After this I’m planning to start seriously working on my “Dangerously Kawaii” RPG trilogy (Assassin’s Kittens, Melancholy Kaiju, and Tsundere Sharks RPG). I have entirely too many ideas for expansions and alternate sets for Raspberry Heaven (a “Holiday Special” expansion, a “Teachers Side” set a la S.S. Astro, a “Japan Side” set with Japanese schoolgirls, and the comedy option, a “Birds Side” set with the heartwarming everyday lives of pigeons in high school), but we’ll see. I’m also kind of hoping that some fans will try making their own decks, since there are any number of things that the form could do, whether unofficial fan sets for specific manga or things that speak to personal experiences that I couldn’t ever hope to write myself.
4 thoughts on “Raspberry Heaven, At Last”
Don’t know how well it’s going to go over, but I’m gonna try this out at a LAN party tomorrow…
This looks amazing. ^^; And the expansions sound cool as well. How are there no reviews yet? Also, would there be any hope of adding character creation options to it?
The game does include guidelines for creating new characters and scenes (and I’m hoping to see people try it out and do their own thing with the form), though it’s in the nature of the game that doing so is more of a writing exercise.
IME people have tended to be slow about writing reviews. I certainly wouldn’t object if anyone wants to. :3

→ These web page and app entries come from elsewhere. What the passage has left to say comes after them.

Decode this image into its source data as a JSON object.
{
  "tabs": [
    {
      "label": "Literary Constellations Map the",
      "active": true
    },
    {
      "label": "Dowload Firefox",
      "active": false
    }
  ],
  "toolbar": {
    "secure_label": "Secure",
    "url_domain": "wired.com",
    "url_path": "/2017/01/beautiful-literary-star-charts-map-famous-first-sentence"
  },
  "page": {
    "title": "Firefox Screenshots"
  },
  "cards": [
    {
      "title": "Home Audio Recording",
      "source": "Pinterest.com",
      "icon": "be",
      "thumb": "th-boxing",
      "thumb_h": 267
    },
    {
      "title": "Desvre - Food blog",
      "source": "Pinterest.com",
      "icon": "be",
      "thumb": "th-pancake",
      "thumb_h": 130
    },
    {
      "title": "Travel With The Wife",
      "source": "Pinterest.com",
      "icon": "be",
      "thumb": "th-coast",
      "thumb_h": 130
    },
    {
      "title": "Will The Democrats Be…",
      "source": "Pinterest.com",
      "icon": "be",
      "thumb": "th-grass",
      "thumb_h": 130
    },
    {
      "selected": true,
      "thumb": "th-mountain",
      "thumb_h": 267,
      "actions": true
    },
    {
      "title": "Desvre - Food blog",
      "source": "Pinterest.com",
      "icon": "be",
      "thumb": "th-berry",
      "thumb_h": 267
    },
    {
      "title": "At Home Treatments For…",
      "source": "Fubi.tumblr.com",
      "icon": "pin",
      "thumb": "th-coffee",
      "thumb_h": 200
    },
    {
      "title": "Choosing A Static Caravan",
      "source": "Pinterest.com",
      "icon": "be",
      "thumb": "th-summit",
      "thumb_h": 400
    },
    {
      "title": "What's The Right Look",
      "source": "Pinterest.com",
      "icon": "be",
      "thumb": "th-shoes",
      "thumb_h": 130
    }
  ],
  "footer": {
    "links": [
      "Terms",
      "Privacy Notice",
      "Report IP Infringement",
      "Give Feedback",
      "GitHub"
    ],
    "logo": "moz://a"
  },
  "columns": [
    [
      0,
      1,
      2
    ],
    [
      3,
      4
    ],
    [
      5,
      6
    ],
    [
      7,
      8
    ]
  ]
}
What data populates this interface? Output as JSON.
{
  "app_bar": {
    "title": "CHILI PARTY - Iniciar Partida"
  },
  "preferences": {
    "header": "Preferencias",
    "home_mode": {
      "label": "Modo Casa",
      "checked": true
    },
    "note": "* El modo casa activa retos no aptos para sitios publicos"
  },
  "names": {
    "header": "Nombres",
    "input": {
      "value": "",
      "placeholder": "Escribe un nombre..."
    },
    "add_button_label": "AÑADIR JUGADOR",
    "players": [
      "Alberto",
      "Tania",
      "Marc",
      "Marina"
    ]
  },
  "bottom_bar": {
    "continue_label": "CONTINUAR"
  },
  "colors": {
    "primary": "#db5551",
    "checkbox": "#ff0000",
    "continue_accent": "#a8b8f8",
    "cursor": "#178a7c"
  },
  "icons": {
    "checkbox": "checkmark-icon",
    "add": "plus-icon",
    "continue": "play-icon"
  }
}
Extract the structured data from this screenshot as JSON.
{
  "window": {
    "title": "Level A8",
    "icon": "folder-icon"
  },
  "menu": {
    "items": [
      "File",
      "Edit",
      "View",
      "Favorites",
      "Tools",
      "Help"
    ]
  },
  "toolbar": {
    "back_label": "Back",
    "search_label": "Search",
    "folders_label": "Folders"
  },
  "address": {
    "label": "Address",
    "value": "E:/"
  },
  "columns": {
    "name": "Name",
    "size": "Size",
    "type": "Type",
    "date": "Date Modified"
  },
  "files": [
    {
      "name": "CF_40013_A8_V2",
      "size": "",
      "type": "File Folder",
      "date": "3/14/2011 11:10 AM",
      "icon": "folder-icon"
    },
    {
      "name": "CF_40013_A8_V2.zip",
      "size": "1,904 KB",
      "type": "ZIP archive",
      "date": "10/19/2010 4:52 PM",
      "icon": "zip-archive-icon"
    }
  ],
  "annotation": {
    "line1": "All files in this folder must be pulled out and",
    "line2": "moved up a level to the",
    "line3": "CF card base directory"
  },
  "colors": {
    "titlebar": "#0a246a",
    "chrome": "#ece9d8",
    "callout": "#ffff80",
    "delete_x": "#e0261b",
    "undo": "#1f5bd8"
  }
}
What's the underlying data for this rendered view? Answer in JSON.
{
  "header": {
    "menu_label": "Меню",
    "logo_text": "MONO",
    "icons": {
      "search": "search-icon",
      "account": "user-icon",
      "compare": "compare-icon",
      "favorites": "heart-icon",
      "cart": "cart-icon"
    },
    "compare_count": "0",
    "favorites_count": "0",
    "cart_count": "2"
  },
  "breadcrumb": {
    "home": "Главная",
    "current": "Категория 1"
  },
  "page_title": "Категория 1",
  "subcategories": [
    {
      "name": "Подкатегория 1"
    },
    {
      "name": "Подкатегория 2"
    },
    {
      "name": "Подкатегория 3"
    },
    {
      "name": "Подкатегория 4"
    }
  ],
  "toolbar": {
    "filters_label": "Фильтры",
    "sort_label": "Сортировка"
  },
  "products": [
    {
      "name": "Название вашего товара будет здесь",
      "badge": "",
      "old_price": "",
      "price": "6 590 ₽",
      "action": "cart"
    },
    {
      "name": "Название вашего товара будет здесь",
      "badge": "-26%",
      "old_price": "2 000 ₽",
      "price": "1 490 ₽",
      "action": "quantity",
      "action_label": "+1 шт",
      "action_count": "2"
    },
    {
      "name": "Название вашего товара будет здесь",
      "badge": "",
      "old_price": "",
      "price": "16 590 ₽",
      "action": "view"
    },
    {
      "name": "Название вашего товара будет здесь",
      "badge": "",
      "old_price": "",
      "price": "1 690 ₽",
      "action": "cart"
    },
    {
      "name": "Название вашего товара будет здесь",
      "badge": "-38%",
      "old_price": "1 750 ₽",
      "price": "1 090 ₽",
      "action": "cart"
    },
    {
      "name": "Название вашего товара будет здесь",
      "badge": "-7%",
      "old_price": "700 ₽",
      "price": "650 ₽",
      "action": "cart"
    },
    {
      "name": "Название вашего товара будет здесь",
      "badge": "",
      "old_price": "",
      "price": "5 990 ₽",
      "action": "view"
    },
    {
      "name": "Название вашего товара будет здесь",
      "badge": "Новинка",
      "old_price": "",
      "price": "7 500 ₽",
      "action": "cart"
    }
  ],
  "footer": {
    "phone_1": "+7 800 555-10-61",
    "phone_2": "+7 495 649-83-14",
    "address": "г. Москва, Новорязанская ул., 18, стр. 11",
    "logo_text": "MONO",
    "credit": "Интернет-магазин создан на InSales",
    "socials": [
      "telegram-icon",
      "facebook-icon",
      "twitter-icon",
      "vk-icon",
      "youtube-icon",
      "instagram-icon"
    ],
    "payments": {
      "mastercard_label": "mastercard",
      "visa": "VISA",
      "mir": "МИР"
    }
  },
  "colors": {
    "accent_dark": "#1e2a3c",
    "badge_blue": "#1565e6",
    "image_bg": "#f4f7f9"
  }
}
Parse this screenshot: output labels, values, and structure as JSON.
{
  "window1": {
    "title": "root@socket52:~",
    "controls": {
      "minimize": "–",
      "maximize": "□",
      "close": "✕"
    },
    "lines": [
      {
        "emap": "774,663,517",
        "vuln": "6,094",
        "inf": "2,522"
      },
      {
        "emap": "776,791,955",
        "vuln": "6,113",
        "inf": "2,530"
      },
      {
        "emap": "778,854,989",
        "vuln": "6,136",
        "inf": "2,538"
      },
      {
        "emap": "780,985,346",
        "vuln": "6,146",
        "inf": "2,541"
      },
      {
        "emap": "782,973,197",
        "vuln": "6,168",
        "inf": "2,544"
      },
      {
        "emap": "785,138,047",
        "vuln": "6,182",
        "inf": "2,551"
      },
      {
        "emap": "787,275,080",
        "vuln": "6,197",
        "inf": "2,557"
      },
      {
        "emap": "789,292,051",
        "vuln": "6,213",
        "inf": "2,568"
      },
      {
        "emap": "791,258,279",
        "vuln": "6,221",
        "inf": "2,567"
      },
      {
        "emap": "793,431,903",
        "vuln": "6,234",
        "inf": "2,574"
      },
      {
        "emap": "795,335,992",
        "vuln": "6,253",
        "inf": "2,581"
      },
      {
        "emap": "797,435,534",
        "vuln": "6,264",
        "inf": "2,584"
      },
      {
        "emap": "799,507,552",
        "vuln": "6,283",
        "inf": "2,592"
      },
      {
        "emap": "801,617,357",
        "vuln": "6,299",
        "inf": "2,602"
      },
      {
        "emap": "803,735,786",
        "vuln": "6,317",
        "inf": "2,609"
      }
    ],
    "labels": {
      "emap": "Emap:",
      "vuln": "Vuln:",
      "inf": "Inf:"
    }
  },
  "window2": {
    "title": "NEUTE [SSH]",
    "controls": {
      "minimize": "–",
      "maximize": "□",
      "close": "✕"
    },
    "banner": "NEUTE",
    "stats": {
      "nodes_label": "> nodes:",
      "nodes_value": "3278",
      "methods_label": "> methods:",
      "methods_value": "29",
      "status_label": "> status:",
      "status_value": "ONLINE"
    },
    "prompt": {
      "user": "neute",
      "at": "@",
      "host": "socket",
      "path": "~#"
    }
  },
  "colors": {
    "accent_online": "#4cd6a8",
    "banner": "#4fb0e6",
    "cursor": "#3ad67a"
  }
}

I would be happy to write one in exchange for a review copy! I just can’t guarantee that anyone would actually read it on my Dreamwidth journal. ^^; Maybe the people in my online and in-person RPs (and maybe I should start posting on RPGNet too … )